Behnaz was Currently a graduate student Dubai Pharmacy College at Dubai
Oral administration is the most convenient route among various routes of drug delivery as it offers high patient compliance. However, the poor aqueous solubility and poor enzymatic/metabolic stability of drugs are major limitations in successful oral drug delivery. Extensive hepatic first pass metabolism is one of the principal reasons for poor oral bioavailability of drugs. It is a mechanism whereby detoxification of drugs and their conversion to their water soluble forms occurs which facilitates convenient excretion through kidneys. However, it prevents required amounts of the drug to reach systemic circulation leading to a need of higher doses to achieve minimum effective plasma concentrations. This results in dose related side effects and thus poor patient compliance. The resulting metabolites may possess equal pharmacological activity or may have modified activity leading to increased or decreased effect. The metabolites produced in many cases are also reported to be toxic compared to the parent drug. Thus, hepatic first pass effect may or may not lead to loss of pharmacological action of drugs. Various formulation approaches for inhibition of hepatic first pass metabolism are employed in order to enhance the oral bioavailability. There are several approaches to improve problems related to hydrophobic drugs. Among various approaches, nanotechnology based drug delivery system has potential to overcome the challenges associated with the oral route of administration. Novel drug delivery systems are available in many areas of medicine. The application of these systems in the treatment of hypertension continues to broaden. various nano-carriers available in oral drug administration for improving solubility profile, dissolution, and consequently bioavailability of hydrophobic antihypertensive drugs. These include its co-administration with another drug (which gets preferentially metabolized), use of prodrugs, and promoting drug absorption via lymphatic route (avoiding portal circulation). Novel Drug Delivery systems e.g. microemulsion, SMEDDS, nanoparticles and liposomes are used widely for avoidance of hepatic first pass effect. This review focuses on oral formulation strategies by which reduction of hepatic first pass metabolism, and thus, enhancement of systemic availability of drugs can be achieved. These strategies result in improved bioavailability, reduction in dose and side effects ultimately leading to enhanced patient compliance.
Foziah Ali Al-Saif is Associate Professor of Inorganic Chemistry, Department of Chemistry, Faculty of Science, Princes Nourah bint Abdulrahman University Kingdom of Saudi Arabia. She has variety of experience after years of work in research, teaching and administration of university. Her research area is metal-drug interaction. She has participated in three projects funded by Princess Nourah University and now she is principle investigator of research group named Chemistry of Metal-drug Complexes and it’s Biological Applications.
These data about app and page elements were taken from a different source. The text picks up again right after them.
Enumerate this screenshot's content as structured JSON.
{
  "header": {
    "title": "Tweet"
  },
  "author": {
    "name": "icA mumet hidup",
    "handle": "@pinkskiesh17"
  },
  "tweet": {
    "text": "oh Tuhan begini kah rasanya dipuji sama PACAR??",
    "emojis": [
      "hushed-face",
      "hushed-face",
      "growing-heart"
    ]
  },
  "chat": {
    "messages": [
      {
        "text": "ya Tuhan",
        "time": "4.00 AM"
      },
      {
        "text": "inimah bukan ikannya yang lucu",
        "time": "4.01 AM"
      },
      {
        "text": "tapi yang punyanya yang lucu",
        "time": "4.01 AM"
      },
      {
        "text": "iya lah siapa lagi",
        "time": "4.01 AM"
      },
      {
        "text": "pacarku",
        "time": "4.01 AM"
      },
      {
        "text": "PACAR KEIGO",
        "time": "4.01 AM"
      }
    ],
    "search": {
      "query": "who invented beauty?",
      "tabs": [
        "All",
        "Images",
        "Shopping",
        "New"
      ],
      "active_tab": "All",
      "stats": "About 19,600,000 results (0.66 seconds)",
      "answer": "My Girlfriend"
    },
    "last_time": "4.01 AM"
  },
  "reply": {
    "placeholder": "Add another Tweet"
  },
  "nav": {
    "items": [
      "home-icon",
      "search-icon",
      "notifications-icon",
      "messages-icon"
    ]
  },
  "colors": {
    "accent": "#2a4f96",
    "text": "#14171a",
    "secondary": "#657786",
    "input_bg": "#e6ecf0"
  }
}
New six cobalt (II) complexes 1-6 with four generation of quinolone drugs (nalidixic acid (Nal), oxolonic acid (Oxo), pipemidic acid (Pip), lomefloxacin (Lom), pefloxacin mesylate (Pef) and levofloxacin (Lev)) have been synthesized in methanol medium and the general formula was designed as [Co(L)2(Cl)2(H2O)2].4H2O (L=Nal (1), Oxo (2), Pip (3), Lom (4), Pef (5) and Lev (6)). The Co (III) complexes were identified using microanalytical, FTIR spectroscopy, conductance data, effective magnetic moments, electronic UVvis spectra and thermal analyses. The six quinolone drug chelates acts as unidentate via nitrogen atom of pyridone/piperazyl moiety. Electronic spectroscopic tools are in agreement with an octahedral geometrical structure. Thermal degradation analyses TGDTG in nitrogen gas environmental are discussed the number and location of water molecules. The thermal decomposition process is completely in 34 steps, that the first step is responsible to loss of four uncoordinated water molecules. The stabilities of Co (II) complex 16 were studied dependent on activations of energy E, entropy ΔS, enthalpy ΔH and Gibbs free energy ΔG that have been estimated using CoatsRedfern and HorowitzMetzeger nonisothermal methods. Molecular docking was used to predict the binding between some quinolone drugs with the receptor of breast cancer mutant 3hb5-oxidoreductase. The structural view of the synthesized cobalt (II)-quinolone nanoparticles has been documented with the help of transmission electron microscope (TEM). The synthesized metal chelates have been screened in vitro antibacterial activity against bacteria, gram-positive (Staphylococcus aureus) and gram-negative (Escherichia coli) and two strains of fungus (Aspergillus flavus and Candida albicans). The cobalt (II) chelates were shown to possess more antibacterial activity than the free chelates.